New Essay at Queen Mob's Teahouse


Check out my rumination on roller derby The Quit and the Damned.

















Excerpt:
New jammers, on the other hand, are all enthusiasm, all top speed and full steam ahead. In their minds, they are already in a power jam scoring countless points as the other jammer sits helplessly in the penalty box. The reality, of course, is much more sobering. First they find fear—a sudden unreasonable desire to pass the starred panty (which marks them as it did Cain though their invulnerability is a dare not a warning) to anyone nearby even as they slip it on over their glassy phallic helmets.

Tuesday, August 2, 2016

Two New Poems at Up The Staircase Quarterly





Excerpt from #buckle

"like Liv Tyler in Italy
worrying Hope Sandoval’s bottom lip:
menacing,
inviting,
and aware you are watching." Go to UTSQ

Wednesday, July 6, 2016

Rhino Reading


Sunday, July 17, 2016 | 4pm
Village Tap in Roscoe Village

Featured Readers
Esteban Colon
Timothy Cook
Nina Corwin
Al DeGenova
Marc Frazier
Katie Hartsock
Tim Hunt
Carlo Matos
Elizabeth O’Connell-Thompson
Ladan Osman
Marcia Pradzinski
Jen Schalliol
Bill Yarrow





Monday, May 23, 2016

New Review of Loon & Fiasco

Read Rachel Summerfield's review at Word Riot.




















"Readers will fall in love with this book. Even in its strange and wonderfully unique format, it manages to end sort of like a classic comedy: 'Are you married, yet? If not, come find me.' We all secretly like this kind of cyclical bittersweetness in a book, expected or unexpected, or at least yearn for or seek some kind of definitive, satisfying ending. One of Loon & Fiasco’s defining pillars is its earnestness in the face of its structural coolness: 'Getting lost your whole life is exhausting and so uncool.'"

Tuesday, May 17, 2016

New Nonfiction


Check out my essay "Smells Like Teen Spirit" over at Queen Mob's Teahouse
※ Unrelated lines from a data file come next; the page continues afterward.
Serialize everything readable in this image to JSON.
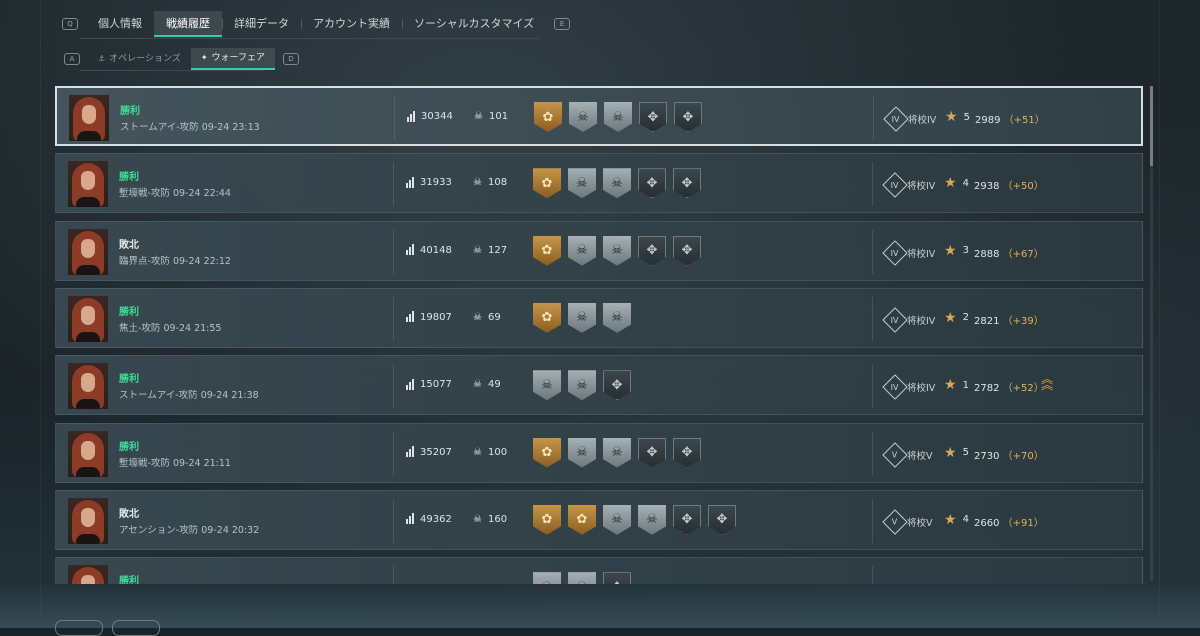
{
  "header": {
    "tabs": [
      {
        "label": "個人情報",
        "active": false
      },
      {
        "label": "戦績履歴",
        "active": true
      },
      {
        "label": "詳細データ",
        "active": false
      },
      {
        "label": "アカウント実績",
        "active": false
      },
      {
        "label": "ソーシャルカスタマイズ",
        "active": false
      }
    ],
    "left_key": "Q",
    "right_key": "E"
  },
  "subtabs": {
    "items": [
      {
        "label": "オペレーションズ",
        "active": false
      },
      {
        "label": "ウォーフェア",
        "active": true
      }
    ],
    "left_key": "A",
    "right_key": "D"
  },
  "colors": {
    "accent": "#2fd3a0",
    "win": "#3ddc97",
    "delta": "#e0b257"
  },
  "matches": [
    {
      "result": "勝利",
      "win": true,
      "detail": "ストームアイ-攻防 09-24 23:13",
      "score": "30344",
      "kills": "101",
      "medals": [
        "gold",
        "silver",
        "silver",
        "dark",
        "dark"
      ],
      "rank": "将校IV",
      "tier": "IV",
      "stars": "5",
      "points": "2989",
      "delta": "（+51）",
      "promote": false
    },
    {
      "result": "勝利",
      "win": true,
      "detail": "塹壕戦-攻防 09-24 22:44",
      "score": "31933",
      "kills": "108",
      "medals": [
        "gold",
        "silver",
        "silver",
        "dark",
        "dark"
      ],
      "rank": "将校IV",
      "tier": "IV",
      "stars": "4",
      "points": "2938",
      "delta": "（+50）",
      "promote": false
    },
    {
      "result": "敗北",
      "win": false,
      "detail": "臨界点-攻防 09-24 22:12",
      "score": "40148",
      "kills": "127",
      "medals": [
        "gold",
        "silver",
        "silver",
        "dark",
        "dark"
      ],
      "rank": "将校IV",
      "tier": "IV",
      "stars": "3",
      "points": "2888",
      "delta": "（+67）",
      "promote": false
    },
    {
      "result": "勝利",
      "win": true,
      "detail": "焦土-攻防 09-24 21:55",
      "score": "19807",
      "kills": "69",
      "medals": [
        "gold",
        "silver",
        "silver"
      ],
      "rank": "将校IV",
      "tier": "IV",
      "stars": "2",
      "points": "2821",
      "delta": "（+39）",
      "promote": false
    },
    {
      "result": "勝利",
      "win": true,
      "detail": "ストームアイ-攻防 09-24 21:38",
      "score": "15077",
      "kills": "49",
      "medals": [
        "silver",
        "silver",
        "dark"
      ],
      "rank": "将校IV",
      "tier": "IV",
      "stars": "1",
      "points": "2782",
      "delta": "（+52）",
      "promote": true
    },
    {
      "result": "勝利",
      "win": true,
      "detail": "塹壕戦-攻防 09-24 21:11",
      "score": "35207",
      "kills": "100",
      "medals": [
        "gold",
        "silver",
        "silver",
        "dark",
        "dark"
      ],
      "rank": "将校V",
      "tier": "V",
      "stars": "5",
      "points": "2730",
      "delta": "（+70）",
      "promote": false
    },
    {
      "result": "敗北",
      "win": false,
      "detail": "アセンション-攻防 09-24 20:32",
      "score": "49362",
      "kills": "160",
      "medals": [
        "gold",
        "gold",
        "silver",
        "silver",
        "dark",
        "dark"
      ],
      "rank": "将校V",
      "tier": "V",
      "stars": "4",
      "points": "2660",
      "delta": "（+91）",
      "promote": false
    },
    {
      "result": "勝利",
      "win": true,
      "detail": "",
      "score": "",
      "kills": "",
      "medals": [
        "silver",
        "silver",
        "dark"
      ],
      "rank": "",
      "tier": "",
      "stars": "",
      "points": "",
      "delta": "",
      "promote": false
    }
  ],
  "icons": {
    "score": "bar-chart-icon",
    "kills": "skull-icon",
    "star": "star-icon",
    "rank": "rank-diamond-icon",
    "promote": "chevron-stack-icon"
  }
}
"The bathrooms were not meant to be coed, but the sheer amount of puke splattered in shower and toilet stall alike often forced us to share the one shower that through sheer chance survived the previous night’s purge. Finding this shower was a challenge, like an early morning scavenger hunt made tedious by constant repetition. The math was nonlinear and the equations got away from us very quickly. Sean and I had a weekly pool in which we tried to predict which shower stall on which floor would survive the weekend unmolested. I learned a ton about statistical analysis that semester and about how difficult predictions are to make no matter how much data you have."